1. Enumeration of error 1 complains that the trial judge abused his discretion in awarding the minor children of the parties to the father particularly in view of the presumption raised by Code Ann. 30-127.
The evidence presented at the hearing was in conflict as to the respective fitness of the mother and father to have custody of the children. However, the evidence showed that the children were living in the home of the father and that his mother, who has cared for the children since birth, takes care of them for him.
"While this court would disapprove any judgment denying a person the right plainly conferred prima facie by the first portion of Code Ann. 30-127, yet in doing so we will not nullify the further provisions of that section which confer upon the judge the power to exercise a sound discretion in awarding the custody of children. As between parents the right of custody depends upon what will promote the welfare of the children. Madison v. Montgomery, 206 Ga. 199 (56 SE2d 292)
; Hicks v. Buffington, 209 Ga. 719 (75 SE2d 560)
; Graham v. Graham, 219 Ga. 193 (132 SE2d 66)
. This overrides the prima facie right conferred by the above section (Code Ann. 30-127) upon 'the party not in default.' That provision simply means that in the absence of proof of circumstances showing the children's welfare will be better served by awarding the custody to another party, the judge must under this mandate of the law award custody to such party.
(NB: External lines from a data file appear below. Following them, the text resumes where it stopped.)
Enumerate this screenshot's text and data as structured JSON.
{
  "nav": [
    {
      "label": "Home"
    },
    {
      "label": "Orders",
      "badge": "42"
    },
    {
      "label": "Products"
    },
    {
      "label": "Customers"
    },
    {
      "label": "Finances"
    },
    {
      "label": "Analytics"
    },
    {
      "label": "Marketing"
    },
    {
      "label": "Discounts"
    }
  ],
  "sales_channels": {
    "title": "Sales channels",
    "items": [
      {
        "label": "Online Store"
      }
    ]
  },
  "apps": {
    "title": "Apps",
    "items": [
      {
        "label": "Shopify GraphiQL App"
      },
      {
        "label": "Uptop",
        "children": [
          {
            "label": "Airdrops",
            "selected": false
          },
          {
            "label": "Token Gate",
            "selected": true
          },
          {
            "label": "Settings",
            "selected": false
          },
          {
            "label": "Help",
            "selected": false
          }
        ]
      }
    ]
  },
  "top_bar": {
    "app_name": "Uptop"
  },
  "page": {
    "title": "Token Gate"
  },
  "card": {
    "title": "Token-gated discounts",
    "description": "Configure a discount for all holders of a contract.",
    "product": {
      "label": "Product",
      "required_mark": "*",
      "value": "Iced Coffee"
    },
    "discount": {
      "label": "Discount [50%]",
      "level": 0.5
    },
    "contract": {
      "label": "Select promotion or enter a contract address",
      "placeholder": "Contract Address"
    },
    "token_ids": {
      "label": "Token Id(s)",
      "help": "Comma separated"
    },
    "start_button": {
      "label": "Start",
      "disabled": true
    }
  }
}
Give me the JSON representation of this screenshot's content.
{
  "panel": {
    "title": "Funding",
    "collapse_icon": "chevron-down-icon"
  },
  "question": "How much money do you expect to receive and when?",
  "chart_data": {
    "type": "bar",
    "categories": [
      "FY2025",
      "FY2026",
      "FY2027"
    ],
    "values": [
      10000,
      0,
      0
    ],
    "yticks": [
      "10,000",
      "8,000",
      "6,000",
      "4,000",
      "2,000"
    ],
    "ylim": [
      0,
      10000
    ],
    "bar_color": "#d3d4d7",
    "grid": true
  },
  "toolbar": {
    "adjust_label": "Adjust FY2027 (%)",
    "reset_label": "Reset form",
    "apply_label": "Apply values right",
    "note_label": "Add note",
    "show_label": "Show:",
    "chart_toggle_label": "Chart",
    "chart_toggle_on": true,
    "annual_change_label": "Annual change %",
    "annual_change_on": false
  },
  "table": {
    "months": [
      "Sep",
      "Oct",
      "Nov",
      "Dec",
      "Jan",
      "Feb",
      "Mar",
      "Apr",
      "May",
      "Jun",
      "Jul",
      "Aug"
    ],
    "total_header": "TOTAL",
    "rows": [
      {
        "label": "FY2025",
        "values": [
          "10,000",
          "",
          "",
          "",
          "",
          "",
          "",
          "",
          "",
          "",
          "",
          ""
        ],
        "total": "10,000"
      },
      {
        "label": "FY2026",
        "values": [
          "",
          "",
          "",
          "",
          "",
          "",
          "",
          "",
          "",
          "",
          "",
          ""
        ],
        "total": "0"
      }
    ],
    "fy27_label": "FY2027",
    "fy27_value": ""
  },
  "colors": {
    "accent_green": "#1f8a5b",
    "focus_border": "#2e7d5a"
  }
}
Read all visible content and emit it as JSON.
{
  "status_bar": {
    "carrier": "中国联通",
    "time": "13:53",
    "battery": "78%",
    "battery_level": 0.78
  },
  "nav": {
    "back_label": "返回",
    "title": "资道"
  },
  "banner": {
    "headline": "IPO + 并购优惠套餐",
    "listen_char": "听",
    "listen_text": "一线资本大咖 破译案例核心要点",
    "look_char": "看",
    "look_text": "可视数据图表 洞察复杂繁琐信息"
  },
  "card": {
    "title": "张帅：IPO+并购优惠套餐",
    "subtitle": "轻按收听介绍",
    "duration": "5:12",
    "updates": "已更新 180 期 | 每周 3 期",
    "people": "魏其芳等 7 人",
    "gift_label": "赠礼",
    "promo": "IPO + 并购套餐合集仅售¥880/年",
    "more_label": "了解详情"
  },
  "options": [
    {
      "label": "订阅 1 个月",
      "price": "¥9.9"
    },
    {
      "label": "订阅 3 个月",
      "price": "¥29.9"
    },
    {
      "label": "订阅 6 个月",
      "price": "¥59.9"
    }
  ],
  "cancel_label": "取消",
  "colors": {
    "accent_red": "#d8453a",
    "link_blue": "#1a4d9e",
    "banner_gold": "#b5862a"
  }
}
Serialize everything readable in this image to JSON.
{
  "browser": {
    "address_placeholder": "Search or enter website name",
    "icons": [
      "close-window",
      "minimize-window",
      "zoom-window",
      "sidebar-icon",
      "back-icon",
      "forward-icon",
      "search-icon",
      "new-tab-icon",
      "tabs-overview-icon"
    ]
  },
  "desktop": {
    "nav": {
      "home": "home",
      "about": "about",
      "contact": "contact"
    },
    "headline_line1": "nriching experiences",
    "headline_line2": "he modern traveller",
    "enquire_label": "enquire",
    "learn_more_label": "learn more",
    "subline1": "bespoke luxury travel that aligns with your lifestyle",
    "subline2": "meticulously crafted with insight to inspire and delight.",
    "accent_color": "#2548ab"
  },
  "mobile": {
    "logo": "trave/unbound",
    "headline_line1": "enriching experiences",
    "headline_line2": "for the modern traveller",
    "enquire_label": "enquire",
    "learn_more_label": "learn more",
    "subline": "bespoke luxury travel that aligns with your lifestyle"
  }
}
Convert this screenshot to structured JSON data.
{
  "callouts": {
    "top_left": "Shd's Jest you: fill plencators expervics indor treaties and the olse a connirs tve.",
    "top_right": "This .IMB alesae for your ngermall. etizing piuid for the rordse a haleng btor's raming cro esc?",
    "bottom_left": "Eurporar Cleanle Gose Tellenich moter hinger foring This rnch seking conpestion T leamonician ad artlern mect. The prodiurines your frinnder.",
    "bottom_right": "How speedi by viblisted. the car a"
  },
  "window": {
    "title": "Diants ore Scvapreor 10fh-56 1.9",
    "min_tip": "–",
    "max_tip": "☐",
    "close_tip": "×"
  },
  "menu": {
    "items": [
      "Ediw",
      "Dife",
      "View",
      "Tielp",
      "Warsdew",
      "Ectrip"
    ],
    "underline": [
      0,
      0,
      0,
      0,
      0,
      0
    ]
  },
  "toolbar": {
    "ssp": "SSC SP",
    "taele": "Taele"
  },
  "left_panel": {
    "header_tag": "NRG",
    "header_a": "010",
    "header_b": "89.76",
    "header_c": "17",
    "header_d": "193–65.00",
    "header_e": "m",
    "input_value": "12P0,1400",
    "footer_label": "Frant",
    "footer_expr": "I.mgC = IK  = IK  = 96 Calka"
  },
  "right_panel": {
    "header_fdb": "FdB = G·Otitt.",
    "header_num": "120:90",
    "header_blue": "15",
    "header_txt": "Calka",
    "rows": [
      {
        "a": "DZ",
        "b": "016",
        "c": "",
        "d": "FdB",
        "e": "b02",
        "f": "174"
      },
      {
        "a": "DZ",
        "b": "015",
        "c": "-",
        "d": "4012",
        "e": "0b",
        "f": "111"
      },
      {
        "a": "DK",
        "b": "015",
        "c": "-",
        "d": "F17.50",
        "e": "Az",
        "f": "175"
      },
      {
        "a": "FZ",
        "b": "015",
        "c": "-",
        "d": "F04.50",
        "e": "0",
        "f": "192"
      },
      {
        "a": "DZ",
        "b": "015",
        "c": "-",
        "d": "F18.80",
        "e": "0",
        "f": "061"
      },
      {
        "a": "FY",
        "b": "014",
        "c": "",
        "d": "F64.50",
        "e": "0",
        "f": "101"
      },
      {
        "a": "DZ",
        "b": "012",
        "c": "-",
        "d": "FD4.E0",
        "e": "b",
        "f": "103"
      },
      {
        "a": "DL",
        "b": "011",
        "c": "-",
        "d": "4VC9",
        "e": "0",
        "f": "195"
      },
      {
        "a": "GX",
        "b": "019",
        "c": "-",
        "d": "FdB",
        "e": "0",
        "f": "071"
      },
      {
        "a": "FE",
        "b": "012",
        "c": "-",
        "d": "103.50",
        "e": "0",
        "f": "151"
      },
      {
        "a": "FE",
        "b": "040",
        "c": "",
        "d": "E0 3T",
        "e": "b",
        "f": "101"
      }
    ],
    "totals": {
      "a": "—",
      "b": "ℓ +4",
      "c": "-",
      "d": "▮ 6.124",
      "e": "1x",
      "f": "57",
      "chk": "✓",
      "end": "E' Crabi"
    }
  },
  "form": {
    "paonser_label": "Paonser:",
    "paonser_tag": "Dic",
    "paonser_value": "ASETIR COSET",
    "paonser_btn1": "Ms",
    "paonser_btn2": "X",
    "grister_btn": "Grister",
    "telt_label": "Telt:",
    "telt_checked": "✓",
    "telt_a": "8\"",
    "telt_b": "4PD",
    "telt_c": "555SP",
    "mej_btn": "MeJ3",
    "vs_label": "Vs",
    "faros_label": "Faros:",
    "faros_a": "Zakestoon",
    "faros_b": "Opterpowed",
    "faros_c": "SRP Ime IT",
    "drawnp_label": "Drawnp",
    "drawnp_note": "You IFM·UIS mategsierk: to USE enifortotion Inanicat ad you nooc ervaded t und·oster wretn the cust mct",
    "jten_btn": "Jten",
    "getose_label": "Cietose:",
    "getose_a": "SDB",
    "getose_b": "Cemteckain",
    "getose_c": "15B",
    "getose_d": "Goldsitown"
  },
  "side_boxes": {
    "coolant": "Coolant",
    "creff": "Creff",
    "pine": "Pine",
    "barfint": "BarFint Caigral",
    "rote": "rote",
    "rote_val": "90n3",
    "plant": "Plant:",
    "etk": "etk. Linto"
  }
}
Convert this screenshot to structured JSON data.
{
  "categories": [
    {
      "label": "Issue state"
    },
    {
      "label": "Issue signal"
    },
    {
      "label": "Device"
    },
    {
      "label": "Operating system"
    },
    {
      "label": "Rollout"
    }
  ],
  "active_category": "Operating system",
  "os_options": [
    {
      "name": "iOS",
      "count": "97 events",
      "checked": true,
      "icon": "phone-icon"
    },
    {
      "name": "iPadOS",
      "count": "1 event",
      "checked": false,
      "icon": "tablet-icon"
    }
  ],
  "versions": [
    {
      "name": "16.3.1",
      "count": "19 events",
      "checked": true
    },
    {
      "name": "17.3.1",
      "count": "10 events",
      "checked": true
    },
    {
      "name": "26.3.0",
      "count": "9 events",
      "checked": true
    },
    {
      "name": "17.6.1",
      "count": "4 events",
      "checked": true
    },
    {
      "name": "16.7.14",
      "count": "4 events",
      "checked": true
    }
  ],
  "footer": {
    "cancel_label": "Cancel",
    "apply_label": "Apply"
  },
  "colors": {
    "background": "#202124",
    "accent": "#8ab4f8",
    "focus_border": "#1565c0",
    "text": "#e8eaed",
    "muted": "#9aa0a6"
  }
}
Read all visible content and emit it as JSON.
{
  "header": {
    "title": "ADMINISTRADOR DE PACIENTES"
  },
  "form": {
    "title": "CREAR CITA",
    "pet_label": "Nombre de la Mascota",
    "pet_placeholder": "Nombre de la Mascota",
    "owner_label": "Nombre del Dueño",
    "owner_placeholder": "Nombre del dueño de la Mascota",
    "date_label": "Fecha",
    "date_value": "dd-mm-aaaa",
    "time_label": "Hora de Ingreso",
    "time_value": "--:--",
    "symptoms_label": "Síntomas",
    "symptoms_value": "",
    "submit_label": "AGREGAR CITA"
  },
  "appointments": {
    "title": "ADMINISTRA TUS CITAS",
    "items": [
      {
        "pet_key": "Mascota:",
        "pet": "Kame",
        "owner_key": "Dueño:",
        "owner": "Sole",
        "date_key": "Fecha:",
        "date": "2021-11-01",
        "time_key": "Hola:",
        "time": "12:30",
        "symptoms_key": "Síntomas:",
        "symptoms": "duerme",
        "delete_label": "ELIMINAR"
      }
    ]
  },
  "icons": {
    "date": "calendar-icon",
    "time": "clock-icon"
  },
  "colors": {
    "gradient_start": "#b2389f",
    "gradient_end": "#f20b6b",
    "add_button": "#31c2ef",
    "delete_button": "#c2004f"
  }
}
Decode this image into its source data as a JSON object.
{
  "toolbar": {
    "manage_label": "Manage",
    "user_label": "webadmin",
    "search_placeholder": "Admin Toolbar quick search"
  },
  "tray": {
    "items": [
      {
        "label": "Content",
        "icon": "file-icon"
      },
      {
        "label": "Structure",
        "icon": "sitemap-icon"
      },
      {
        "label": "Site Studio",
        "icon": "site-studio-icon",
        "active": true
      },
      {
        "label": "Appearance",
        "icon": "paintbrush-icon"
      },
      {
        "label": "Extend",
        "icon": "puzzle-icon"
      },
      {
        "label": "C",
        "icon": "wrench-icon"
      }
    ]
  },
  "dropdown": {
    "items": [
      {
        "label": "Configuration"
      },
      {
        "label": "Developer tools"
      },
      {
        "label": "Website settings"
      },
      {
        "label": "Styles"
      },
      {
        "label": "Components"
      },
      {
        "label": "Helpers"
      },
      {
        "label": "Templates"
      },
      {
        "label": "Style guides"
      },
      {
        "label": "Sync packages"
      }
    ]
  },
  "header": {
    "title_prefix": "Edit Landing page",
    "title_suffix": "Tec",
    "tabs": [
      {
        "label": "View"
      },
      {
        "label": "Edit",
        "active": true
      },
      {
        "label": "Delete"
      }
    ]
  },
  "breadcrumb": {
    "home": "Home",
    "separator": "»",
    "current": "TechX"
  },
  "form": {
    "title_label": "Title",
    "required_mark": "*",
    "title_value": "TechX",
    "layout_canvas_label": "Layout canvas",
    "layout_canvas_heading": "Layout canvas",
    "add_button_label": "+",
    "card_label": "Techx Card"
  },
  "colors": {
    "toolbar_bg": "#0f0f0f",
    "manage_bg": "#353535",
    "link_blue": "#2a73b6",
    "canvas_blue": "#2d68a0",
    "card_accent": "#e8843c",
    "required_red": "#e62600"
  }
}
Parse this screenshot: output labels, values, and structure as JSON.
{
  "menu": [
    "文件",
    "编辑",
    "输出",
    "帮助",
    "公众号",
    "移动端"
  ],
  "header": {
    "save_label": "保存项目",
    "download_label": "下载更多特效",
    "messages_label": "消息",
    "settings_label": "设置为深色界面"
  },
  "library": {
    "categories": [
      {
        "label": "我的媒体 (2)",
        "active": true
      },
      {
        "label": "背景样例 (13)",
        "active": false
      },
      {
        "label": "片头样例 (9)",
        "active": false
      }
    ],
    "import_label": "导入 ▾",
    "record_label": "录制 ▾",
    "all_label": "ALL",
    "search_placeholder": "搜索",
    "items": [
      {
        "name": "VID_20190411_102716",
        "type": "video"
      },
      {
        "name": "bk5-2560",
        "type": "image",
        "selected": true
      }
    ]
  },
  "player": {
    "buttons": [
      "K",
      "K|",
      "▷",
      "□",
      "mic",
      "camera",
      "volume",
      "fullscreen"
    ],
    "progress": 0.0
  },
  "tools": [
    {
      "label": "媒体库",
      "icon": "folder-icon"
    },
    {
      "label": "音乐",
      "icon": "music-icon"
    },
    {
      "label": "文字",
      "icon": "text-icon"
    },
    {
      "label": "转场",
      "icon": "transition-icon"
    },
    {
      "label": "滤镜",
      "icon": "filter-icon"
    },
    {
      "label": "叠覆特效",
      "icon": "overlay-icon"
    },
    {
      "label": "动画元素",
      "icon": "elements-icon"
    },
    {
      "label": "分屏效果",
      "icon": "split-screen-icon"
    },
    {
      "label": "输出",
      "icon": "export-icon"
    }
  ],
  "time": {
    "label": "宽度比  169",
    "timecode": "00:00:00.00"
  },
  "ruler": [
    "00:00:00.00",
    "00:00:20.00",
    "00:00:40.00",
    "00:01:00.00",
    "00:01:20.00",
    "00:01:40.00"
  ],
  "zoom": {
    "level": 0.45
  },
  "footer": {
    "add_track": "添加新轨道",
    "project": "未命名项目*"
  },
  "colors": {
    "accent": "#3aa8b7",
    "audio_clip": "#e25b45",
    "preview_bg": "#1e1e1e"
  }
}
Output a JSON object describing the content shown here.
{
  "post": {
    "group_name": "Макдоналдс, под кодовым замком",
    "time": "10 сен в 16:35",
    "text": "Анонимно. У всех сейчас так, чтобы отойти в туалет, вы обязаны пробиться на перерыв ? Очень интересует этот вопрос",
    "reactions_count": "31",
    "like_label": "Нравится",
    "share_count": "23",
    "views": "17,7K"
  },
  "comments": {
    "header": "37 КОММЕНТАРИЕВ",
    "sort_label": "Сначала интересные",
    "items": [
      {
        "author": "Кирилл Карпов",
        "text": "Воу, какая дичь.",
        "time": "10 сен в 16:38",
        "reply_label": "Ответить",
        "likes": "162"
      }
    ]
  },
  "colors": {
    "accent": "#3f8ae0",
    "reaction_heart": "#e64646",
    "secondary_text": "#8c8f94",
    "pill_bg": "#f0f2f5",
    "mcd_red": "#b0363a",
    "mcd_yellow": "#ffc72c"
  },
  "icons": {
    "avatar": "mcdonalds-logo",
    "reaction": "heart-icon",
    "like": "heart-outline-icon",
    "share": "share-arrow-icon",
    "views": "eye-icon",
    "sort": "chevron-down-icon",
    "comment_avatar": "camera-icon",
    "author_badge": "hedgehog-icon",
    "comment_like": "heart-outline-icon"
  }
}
But the further provisions of that section plainly empower the judge in the exercise of a sound discretion based on evidence, and not arbitrar[ily] to place the children where in his judgment based upon evidence, their best interest will be served, although this might deny custody to the parent not in default in the divorce case." Rigdon v. Rigdon, 222 Ga. 679 (151 SE2d 712)
Under the facts of this case, the trial judge did not abuse his discretion in awarding these children to the father.
2. Enumeration of error 2 complains that the trial judge erred in restricting the appellant's visitation privileges to Bibb County, Georgia, and in restraining her from removing them from such county.
"The court may in a proper case forbid access by one spouse to the child whose custody is awarded to the other, or limit the right to visit the child to a particular time and place . . ." 9 R. C. L. 288 which was quoted with approval in Scott v. Scott, 154 Ga. 659
, 661 (115 SE 2
); 24 AmJur2d 913, 803, 67 CJS 683, 13; Taylor v. Taylor, 216 Ga. 767
, 769 (119 SE2d 571
). This was not an attempt by the court to retain jurisdiction in its final order as was held void in Gibbs v. North, 211 Ga. 231 (84 SE2d 833)
; Evans v. Allen, 212 Ga. 193 (1) (91 SE2d 518)
; Anthony v. Anthony, 212 Ga. 356
, 358 (92 SE2d 857
); Connell v. Connell, 222 Ga. 765 (3) (152 SE2d 567)
. It follows that there is no merit in this enumeration of error.
Westmoreland & Patterson, Carl E. Westmoreland, for appellee.